» **Exercise**: Your result should be the lines holding the word "this", copied from the entries below.

» **Exercise input**:
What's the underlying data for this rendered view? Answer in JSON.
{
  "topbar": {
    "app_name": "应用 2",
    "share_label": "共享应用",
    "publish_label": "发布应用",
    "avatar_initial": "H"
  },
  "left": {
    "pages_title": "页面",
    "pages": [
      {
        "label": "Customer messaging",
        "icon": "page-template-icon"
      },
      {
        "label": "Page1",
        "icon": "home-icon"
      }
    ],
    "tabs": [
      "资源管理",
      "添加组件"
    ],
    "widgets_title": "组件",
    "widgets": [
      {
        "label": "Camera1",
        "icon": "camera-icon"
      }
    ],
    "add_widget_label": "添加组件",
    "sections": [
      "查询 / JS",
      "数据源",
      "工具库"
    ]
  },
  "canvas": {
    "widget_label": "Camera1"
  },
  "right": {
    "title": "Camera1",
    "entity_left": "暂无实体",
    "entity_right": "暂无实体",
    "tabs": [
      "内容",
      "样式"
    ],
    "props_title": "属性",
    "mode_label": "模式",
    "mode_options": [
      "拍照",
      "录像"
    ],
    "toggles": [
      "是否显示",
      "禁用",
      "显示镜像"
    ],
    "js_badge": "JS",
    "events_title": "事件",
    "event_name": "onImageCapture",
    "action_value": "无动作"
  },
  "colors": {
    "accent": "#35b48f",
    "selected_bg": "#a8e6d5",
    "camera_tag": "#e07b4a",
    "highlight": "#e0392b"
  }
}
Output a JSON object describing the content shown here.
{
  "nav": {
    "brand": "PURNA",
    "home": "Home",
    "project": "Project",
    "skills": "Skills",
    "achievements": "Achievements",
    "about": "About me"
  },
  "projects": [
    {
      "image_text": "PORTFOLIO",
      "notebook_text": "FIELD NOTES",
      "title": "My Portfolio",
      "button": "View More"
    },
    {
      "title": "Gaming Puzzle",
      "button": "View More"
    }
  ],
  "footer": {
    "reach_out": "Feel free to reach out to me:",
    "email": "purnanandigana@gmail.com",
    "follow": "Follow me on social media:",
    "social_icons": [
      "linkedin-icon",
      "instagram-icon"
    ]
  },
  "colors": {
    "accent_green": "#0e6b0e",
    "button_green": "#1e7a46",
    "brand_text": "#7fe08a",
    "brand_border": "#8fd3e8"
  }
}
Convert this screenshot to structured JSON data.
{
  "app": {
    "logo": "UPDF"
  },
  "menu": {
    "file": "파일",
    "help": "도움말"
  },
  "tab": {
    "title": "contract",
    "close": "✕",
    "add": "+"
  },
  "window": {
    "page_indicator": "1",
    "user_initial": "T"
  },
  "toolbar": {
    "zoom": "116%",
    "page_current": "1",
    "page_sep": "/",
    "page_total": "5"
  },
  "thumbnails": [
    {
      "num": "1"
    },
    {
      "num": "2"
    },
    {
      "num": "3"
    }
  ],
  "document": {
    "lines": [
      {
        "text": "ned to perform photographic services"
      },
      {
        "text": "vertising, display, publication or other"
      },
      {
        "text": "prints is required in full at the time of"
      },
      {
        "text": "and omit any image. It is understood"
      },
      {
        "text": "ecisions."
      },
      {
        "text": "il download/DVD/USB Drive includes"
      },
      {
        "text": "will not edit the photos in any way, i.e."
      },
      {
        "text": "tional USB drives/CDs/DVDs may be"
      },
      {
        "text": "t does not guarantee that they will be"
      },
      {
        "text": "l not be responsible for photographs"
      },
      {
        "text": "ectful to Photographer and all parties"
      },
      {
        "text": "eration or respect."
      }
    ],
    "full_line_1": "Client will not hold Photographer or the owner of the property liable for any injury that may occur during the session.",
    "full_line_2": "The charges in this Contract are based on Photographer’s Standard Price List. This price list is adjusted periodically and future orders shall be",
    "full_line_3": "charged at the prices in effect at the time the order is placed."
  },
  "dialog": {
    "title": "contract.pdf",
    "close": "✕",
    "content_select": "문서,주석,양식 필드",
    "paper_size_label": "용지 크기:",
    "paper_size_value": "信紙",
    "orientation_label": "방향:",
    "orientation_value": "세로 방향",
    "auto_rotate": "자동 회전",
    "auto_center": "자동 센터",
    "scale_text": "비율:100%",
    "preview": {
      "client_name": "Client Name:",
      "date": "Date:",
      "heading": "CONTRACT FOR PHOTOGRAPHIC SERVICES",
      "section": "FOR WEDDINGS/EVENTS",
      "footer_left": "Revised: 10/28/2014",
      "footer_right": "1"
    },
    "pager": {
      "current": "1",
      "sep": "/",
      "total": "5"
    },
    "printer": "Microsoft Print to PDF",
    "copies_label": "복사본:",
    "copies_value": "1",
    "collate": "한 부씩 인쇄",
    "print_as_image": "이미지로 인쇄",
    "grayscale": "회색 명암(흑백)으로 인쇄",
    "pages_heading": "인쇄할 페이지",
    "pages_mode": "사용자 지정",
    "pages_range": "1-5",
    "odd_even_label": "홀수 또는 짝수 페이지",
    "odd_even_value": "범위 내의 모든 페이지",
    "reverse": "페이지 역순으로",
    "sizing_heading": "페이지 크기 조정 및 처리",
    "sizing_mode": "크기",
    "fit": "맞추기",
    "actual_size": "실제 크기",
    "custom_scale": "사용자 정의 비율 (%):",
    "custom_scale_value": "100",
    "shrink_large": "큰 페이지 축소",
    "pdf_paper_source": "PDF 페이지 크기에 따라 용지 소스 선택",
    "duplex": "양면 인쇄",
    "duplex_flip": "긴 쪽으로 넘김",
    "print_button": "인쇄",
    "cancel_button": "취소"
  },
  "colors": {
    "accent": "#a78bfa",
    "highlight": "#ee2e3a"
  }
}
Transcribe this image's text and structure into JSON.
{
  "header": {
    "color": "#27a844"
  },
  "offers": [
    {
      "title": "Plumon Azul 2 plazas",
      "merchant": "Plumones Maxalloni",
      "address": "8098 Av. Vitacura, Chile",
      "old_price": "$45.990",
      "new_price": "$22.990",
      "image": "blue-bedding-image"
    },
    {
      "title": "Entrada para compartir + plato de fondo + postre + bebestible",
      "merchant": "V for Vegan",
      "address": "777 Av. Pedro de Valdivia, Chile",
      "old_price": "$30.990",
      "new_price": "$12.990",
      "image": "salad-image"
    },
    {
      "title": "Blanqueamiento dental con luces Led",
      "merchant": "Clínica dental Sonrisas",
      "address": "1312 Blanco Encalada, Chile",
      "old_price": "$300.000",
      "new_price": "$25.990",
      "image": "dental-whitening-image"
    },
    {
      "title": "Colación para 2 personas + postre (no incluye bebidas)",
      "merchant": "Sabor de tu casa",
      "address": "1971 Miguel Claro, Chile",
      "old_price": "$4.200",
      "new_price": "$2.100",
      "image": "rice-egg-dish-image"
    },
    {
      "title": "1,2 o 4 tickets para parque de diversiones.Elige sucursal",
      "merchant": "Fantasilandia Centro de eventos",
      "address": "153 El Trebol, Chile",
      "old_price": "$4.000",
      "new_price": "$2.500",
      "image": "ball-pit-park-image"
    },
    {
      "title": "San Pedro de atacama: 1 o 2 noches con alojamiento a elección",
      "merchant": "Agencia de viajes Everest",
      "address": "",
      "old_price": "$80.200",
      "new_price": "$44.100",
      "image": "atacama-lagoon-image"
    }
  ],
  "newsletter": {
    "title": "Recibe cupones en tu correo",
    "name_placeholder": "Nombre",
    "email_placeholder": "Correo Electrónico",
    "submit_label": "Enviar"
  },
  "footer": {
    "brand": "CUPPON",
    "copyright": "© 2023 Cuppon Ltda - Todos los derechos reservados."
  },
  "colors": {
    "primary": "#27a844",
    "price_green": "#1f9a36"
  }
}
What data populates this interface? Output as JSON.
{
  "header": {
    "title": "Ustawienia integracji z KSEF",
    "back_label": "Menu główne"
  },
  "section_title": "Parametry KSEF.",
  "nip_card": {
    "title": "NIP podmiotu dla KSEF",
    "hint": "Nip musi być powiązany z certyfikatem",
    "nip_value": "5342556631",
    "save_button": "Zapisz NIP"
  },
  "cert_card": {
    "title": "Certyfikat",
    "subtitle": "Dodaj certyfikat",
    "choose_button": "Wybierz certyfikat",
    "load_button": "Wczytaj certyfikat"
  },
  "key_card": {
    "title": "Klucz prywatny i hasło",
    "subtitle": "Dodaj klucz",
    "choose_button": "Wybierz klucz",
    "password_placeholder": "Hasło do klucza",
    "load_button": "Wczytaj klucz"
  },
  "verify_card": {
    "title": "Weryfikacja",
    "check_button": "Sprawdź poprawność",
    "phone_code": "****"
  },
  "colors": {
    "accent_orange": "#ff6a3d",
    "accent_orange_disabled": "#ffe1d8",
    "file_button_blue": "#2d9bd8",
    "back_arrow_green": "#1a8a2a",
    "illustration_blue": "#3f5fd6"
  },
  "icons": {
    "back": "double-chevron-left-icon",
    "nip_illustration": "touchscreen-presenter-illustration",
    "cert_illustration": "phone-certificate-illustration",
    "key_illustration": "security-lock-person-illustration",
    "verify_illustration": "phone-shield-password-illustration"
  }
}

» **Reply**:
What's the underlying data for this rendered view? Answer in JSON.
Convert this screenshot to structured JSON data.
    "full_line_2": "The charges in this Contract are based on Photographer’s Standard Price List. This price list is adjusted periodically and future orders shall be",
Transcribe this image's text and structure into JSON.
What data populates this interface? Output as JSON.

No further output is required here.